• [BRIEF] Send every record back word for word.

• [TASK INPUT]
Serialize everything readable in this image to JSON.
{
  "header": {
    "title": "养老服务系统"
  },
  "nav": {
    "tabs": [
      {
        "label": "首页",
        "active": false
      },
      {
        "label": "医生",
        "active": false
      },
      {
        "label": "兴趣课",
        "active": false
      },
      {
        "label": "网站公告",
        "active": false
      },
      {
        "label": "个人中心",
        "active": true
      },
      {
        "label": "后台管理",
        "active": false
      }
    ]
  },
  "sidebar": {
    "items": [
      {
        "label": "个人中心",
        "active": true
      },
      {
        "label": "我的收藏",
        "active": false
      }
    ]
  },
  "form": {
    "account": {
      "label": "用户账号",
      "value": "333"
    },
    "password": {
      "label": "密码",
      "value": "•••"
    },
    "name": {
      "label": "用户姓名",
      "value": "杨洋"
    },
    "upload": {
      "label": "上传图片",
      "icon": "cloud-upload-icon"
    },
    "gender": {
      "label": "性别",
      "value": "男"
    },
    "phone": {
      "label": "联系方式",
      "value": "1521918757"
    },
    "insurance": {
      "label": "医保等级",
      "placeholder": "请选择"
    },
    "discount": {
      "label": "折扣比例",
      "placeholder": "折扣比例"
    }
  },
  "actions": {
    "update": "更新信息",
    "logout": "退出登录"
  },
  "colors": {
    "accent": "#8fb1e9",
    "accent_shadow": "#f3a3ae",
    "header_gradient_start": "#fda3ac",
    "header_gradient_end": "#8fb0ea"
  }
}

• [YOUR SOLUTION]
Serialize everything readable in this image to JSON.
{
  "header": {
    "title": "养老服务系统"
  },
  "nav": {
    "tabs": [
      {
        "label": "首页",
        "active": false
      },
      {
        "label": "医生",
        "active": false
      },
      {
        "label": "兴趣课",
        "active": false
      },
      {
        "label": "网站公告",
        "active": false
      },
      {
        "label": "个人中心",
        "active": true
      },
      {
        "label": "后台管理",
        "active": false
      }
    ]
  },
  "sidebar": {
    "items": [
      {
        "label": "个人中心",
        "active": true
      },
      {
        "label": "我的收藏",
        "active": false
      }
    ]
  },
  "form": {
    "account": {
      "label": "用户账号",
      "value": "333"
    },
    "password": {
      "label": "密码",
      "value": "•••"
    },
    "name": {
      "label": "用户姓名",
      "value": "杨洋"
    },
    "upload": {
      "label": "上传图片",
      "icon": "cloud-upload-icon"
    },
    "gender": {
      "label": "性别",
      "value": "男"
    },
    "phone": {
      "label": "联系方式",
      "value": "1521918757"
    },
    "insurance": {
      "label": "医保等级",
      "placeholder": "请选择"
    },
    "discount": {
      "label": "折扣比例",
      "placeholder": "折扣比例"
    }
  },
  "actions": {
    "update": "更新信息",
    "logout": "退出登录"
  },
  "colors": {
    "accent": "#8fb1e9",
    "accent_shadow": "#f3a3ae",
    "header_gradient_start": "#fda3ac",
    "header_gradient_end": "#8fb0ea"
  }
}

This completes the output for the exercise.